Begun in the 1980s, scientific chain migration has involved successive waves of Chinese Communist Party and People’s Liberation Army scientists coming to the U.S. for training, some of whom remain, obtaining positions at American universities and research centers, becoming permanent residents or even U.S. citizens and then establishing themselves as “anchors” for additional waves of Chinese scientists to be trained in the U.S.
Yunlong Cao received his Ph.D. in June 2019 from Harvard University supervised by Professor Xiaoliang Sunney Xie.
Xiaoliang Sunney Xie earned a B.S. degree in chemistry from Peking University in 1984, and his Ph.D. in physical chemistry in 1990 from the University of California, San Diego.

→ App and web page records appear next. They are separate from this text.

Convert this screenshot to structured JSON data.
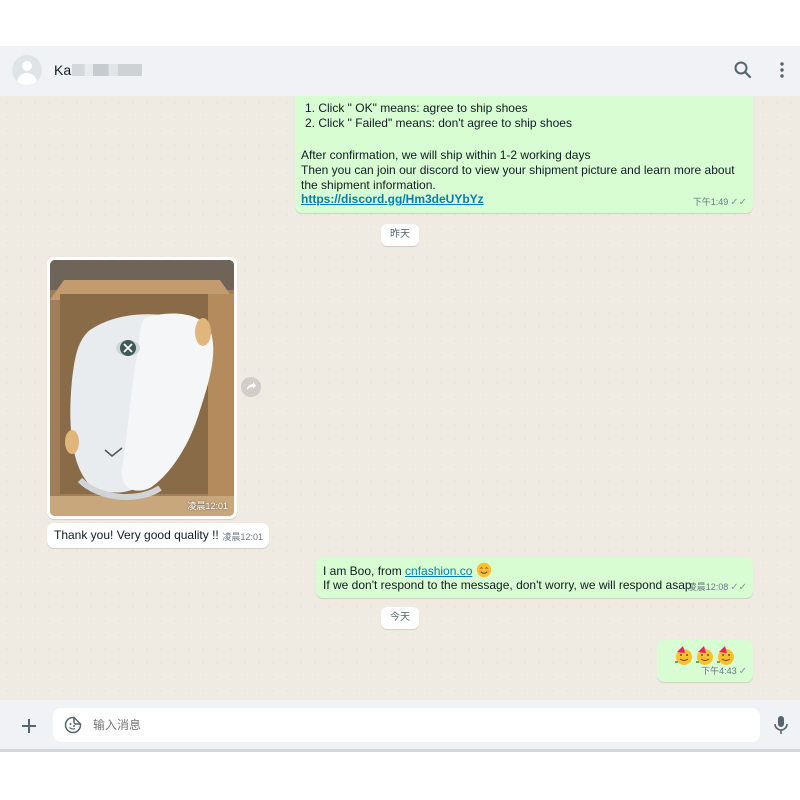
{
  "header": {
    "contact_name": "Ka",
    "search_icon": "search-icon",
    "menu_icon": "kebab-menu-icon"
  },
  "messages": {
    "confirm": {
      "item1": "1. Click \" OK\" means: agree to ship shoes",
      "item2": "2. Click \" Failed\" means: don't agree to ship shoes",
      "p1": "After confirmation, we will ship within 1-2 working days",
      "p2": "Then you can join our discord to view your shipment picture and learn more about",
      "p3": "the shipment information.",
      "link": "https://discord.gg/Hm3deUYbYz",
      "time": "下午1:49"
    },
    "day_yesterday": "昨天",
    "photo": {
      "time": "凌晨12:01"
    },
    "thanks": {
      "text": "Thank you! Very good quality !!",
      "time": "凌晨12:01"
    },
    "intro": {
      "prefix": "I am Boo, from ",
      "link": "cnfashion.co",
      "line2": "If we don't respond to the message, don't worry, we will respond asap",
      "time": "凌晨12:08"
    },
    "day_today": "今天",
    "emoji_msg": {
      "time": "下午4:43"
    }
  },
  "footer": {
    "placeholder": "输入消息",
    "plus_icon": "plus-icon",
    "sticker_icon": "sticker-icon",
    "mic_icon": "microphone-icon"
  },
  "colors": {
    "outgoing_bubble": "#d9fdd3",
    "incoming_bubble": "#ffffff",
    "chat_background": "#efeae2",
    "link": "#027eb5"
  }
}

After a career at the U.S. Department of Energy’s Pacific Northwest National Laboratory, he became the first tenured professor at Harvard University among Chinese migrants, who came to the U.S. during the 1980s.
Xie became a member of the U.S. National Academy of Sciences, the U.S. National Academy of Medicine and the U.S. Academy of Arts and Sciences.
Xiaoliang Sunney Xie received about $25 million in research funding from the U.S. National Institutes of Health, a significant amount of that money being used to train Chinese students and conduct experiments with scientists in China.
Xie returned to China in November 2018 to become Professor and Dean of Sciences at Peking University.
Yunlong Cao joined his mentor at Peking University and both are co-founders of Beijing Danzhong Biopharmaceutical Company, which conducts antibody research and development in competition with American companies.
Yunlong Cao is the son of People’s Liberation Army Major General Xuetao Cao, who was a student of Tianxing Ye, one of the founding scientists of China’s biowarfare program.
Xuetao Cao has published extensively with other People’s Liberation Army scientists on the immune response to viral infections, including the COVID-19 virus.
In 2019, Xuetao Cao was involved in a controversy related to the falsification of data.
Immediately upon returning to China, both Yunlong Cao and his mentor Xiaoliang Sunney Xie began collaborating with People’s Liberation Army scientists studying the immune response to the COVID-19 virus, including scientists believed to be highly-placed in China’s biowarfare program, such as Chengfeng Qin and Chuan Qin.
Internationally-respected physician and scientist Dr. Steven Quay has expressed his alarm regarding the apparent biowarfare direction of immune response experiments now being conducted in China.
Mutation and immune evasion or escape of the COVID-19 Omicron variants would not necessarily be a concern except for the disturbing reports of significantly increased transmissibility and lethality of the newly appearing variants in China, an unexpected phenomenon in the absence of contributing factors.
Given the overwhelming evidence that the COVID-19 virus was created in a Chinese laboratory with links to China’s biowarfare program, subsequent synthesis of new variants supervised by the People’s Liberation Army would not be an illogical assumption.
At a minimum, the world should be alert to that possibility.
This article was originally published at the Gateway Pundit
The views expressed in CCNS member articles are not necessarily the views or positions of the entire CCNS. They are the views of the authors, who are members of the CCNS.